The Red Sox have won seven World Series – unfortunately none of them in the last 72 years of the 20th century. They won in 1903, 1912, 1915, 1916 and 1918 before breaking the “curse” and triumphing once again in 2004 and 2008.
After they won the 2008 series, Bill Nowlin and Jim Prime wrote “The Red Sox World Series Encyclopedia: No Longer the World’s Shortest Book” (2013). Nowlin and Prime also wrote “Amazing Tales from the Red Sox Dugout: A collection of the Greatest Red Sox Stories Ever Told” (2012). Nowlin is Vice President of SABR, the Society for American Baseball Research and has written nearly two dozen books about the Red Sox including “75 The Red Sox Team That Saved Baseball” (2005).
The 1975 World Series was at that time the most watched World Series in history on television. (Today that record goes to the 7th game in the 1986 World Series when the New York Mets defeated the Boston Red Sox at Shea Stadium).
“How the Red Sox Explain New England” (2013) by Jon Chattman and Allie Tarantino notes the “unique affinity New Englanders have for their Red Sox” and the authors discuss it in depth. They include a description of Little Fenway – the 1/4th scale replica of the park in Essex, Vermont that was built by the O’Connors in their backyard. It’s used for Wiffle ball games. Charity Wiffle ball tournaments have raised over $2 million there. You can check it out at LittleFenwaydotcom.
Chattman and Tarantino also coauthored “I Love the Red Sox; I Hate the Yankees” (2012), in reversible book format that explores the celebrated rivalry of the Boston and New York teams.
For those of you who would rather watch than read, “Red Sox Memories: The Greatest Moments in Boston Red Sox History” (2011) is a 144 minute look complete with game footage produced by Major League Baseball Productions.
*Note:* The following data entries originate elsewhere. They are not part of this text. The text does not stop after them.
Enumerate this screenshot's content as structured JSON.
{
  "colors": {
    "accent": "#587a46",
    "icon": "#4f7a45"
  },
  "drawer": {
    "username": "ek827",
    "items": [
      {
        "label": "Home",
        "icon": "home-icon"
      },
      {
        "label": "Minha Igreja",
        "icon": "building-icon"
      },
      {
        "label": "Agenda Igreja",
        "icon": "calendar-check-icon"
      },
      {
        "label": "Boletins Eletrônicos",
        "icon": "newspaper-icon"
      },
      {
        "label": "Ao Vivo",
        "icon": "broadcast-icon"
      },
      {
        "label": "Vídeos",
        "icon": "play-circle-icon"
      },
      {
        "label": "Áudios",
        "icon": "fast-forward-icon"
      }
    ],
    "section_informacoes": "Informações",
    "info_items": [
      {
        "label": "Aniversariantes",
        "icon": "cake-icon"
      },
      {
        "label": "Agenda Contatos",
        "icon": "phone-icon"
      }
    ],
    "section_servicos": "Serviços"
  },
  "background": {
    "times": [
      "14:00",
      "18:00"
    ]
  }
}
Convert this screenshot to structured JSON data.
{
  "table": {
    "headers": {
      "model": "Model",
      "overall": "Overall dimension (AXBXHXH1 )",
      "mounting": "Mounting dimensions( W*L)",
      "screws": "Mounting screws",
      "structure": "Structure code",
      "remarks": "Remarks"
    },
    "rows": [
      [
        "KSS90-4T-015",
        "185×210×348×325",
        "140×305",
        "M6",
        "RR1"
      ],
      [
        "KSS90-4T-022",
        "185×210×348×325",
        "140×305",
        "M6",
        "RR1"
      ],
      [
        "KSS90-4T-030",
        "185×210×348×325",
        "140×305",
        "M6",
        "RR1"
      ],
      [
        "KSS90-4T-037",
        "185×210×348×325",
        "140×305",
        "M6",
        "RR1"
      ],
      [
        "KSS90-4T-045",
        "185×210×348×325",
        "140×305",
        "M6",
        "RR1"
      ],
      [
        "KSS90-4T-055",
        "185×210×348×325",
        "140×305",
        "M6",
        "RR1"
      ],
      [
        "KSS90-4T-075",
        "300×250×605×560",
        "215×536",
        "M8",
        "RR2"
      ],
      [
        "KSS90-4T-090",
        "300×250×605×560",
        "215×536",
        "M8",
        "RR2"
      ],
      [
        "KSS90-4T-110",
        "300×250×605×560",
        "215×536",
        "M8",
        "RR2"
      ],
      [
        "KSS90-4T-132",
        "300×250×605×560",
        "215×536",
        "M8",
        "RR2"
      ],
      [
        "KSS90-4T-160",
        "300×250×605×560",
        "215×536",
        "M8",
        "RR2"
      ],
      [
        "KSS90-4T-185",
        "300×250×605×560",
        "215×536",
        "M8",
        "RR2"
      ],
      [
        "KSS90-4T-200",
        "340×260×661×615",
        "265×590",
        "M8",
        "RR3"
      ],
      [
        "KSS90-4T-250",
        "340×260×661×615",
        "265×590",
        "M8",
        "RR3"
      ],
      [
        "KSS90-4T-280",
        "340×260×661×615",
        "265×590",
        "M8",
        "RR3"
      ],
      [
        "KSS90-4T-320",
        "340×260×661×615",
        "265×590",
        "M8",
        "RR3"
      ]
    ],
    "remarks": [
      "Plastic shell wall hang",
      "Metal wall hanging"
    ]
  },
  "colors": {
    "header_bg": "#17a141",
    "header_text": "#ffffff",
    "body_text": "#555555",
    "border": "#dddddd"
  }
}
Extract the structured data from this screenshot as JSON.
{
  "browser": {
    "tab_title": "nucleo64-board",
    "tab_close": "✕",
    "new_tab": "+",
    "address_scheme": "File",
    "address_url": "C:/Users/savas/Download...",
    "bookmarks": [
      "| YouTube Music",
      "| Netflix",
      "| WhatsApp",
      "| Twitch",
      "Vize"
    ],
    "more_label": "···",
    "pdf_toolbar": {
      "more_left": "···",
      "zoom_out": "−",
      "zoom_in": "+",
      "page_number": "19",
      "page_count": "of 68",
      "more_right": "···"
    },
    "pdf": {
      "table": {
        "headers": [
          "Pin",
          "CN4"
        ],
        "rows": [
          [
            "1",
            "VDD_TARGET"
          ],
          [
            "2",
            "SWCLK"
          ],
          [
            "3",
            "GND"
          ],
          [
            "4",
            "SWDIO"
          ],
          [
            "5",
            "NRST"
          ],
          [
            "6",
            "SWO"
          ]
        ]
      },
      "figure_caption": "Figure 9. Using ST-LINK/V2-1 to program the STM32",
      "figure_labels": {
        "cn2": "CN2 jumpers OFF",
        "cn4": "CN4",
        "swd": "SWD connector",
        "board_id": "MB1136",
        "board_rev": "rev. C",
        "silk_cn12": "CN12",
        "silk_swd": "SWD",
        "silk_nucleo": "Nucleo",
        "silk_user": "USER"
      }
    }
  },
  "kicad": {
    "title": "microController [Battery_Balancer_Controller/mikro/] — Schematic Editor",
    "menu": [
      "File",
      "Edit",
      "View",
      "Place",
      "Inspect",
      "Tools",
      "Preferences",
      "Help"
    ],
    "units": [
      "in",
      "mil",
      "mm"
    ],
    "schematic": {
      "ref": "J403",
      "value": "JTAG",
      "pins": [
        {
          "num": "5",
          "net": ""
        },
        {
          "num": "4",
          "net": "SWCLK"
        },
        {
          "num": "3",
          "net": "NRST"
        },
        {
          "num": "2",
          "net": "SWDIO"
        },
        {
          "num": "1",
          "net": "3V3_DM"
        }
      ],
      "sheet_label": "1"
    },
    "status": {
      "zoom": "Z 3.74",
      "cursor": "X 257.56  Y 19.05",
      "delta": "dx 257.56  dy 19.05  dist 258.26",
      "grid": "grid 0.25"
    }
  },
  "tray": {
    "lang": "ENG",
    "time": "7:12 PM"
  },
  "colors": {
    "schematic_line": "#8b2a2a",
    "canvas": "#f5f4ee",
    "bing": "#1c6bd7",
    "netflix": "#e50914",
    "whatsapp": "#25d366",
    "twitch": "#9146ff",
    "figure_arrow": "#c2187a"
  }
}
No discussions about the Red Sox would be complete without a study of The Fenway. Baseball researcher Bill Nowlin has written about his favorite place in the world, “Fenway Park at 100: Baseball’s Hometown” (2012). Other books that coincided with the 100th anniversary just last year are “Fenway Park: A Salute to the Coolest, Cruelest, Longest-Running Major League Baseball Park in America” (2012), written by John Powers and Ron Driscoll, and “Fenway Park” (2012) by David Hickey.
The videos “Fenway Park: 100 Years as Heart of the Red Sox Nation” (2012 by MLBP) and “Fenway Park: The Golden Age” (2012) were also produced at the time of the Fenway Centennial.
If you’d love to share your love of Fenway with younger members of your family, “Fenway Park: America’s Most Beloved Ballpark: A Ballpark Pop-up Book” (2009) is a fun option.
Most importantly, the team at the Minuteman Library Network has prepared a list of all Red Sox items in the Minuteman Library catalog. The link can be found on the main Minuteman Library homepage under “Awards/Booklists – Other Booklists for Everyone – Red Sox Items”. There are hundreds of books and videos listed in the adult and children’s collections. Call the Morrill Memorial staff for help with the list or with help requesting any item, 781-769-0200.